Exercise inputs:
□ □ □ □ □

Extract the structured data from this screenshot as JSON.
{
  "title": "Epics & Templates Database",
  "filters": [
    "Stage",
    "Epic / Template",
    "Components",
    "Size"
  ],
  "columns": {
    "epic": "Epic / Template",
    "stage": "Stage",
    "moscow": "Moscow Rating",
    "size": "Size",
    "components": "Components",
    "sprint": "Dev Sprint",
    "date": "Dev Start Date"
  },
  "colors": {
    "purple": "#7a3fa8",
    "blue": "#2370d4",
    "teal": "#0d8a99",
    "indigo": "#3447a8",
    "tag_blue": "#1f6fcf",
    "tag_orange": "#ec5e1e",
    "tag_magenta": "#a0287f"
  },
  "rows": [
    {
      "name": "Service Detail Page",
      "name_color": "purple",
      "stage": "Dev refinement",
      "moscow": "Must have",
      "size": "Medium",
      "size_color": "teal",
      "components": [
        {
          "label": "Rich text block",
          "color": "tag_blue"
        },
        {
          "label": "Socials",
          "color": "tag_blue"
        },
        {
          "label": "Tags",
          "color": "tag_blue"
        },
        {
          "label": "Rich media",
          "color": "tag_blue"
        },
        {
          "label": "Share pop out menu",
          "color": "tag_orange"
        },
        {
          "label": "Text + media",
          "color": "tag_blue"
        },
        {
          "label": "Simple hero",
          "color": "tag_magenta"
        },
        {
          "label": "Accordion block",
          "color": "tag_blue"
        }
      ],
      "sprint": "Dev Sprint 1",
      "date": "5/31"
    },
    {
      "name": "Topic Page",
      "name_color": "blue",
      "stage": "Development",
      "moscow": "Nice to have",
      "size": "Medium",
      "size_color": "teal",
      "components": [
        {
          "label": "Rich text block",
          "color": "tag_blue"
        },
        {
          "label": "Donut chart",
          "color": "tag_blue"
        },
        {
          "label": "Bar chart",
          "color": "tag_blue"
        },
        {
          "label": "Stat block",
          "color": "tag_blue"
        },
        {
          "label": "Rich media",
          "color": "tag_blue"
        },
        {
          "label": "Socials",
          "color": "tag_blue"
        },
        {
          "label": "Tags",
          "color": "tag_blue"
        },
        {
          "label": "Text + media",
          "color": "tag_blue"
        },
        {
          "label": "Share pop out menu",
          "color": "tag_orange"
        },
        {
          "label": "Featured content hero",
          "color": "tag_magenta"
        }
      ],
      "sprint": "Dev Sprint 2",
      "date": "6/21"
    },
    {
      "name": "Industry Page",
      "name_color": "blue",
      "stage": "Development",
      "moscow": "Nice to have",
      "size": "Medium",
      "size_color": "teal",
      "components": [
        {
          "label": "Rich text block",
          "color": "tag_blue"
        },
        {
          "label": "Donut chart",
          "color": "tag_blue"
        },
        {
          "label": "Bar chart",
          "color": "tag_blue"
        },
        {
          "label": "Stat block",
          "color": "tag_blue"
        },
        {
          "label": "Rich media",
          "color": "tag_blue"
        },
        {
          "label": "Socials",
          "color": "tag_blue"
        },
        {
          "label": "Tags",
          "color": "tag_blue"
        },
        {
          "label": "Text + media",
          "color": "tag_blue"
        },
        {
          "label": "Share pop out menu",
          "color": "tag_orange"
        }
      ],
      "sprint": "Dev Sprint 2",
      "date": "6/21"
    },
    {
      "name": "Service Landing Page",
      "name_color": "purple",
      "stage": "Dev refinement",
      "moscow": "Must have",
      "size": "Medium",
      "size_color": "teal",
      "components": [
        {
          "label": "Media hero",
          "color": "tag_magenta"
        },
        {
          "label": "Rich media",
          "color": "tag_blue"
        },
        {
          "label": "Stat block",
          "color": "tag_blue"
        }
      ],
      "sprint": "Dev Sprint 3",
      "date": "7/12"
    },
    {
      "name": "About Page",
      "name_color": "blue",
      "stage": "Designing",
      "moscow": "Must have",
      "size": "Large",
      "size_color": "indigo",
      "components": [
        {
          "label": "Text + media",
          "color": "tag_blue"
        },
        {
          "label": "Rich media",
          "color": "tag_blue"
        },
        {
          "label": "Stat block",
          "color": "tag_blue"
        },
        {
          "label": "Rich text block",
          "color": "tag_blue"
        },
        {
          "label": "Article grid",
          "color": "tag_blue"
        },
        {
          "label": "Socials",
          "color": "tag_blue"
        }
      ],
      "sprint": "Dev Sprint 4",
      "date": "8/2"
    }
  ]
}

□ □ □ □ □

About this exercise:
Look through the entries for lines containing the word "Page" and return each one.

Reply to the exercise:
      "name": "Service Detail Page",
      "name": "Topic Page",
      "name": "Industry Page",
      "name": "Service Landing Page",
      "name": "About Page",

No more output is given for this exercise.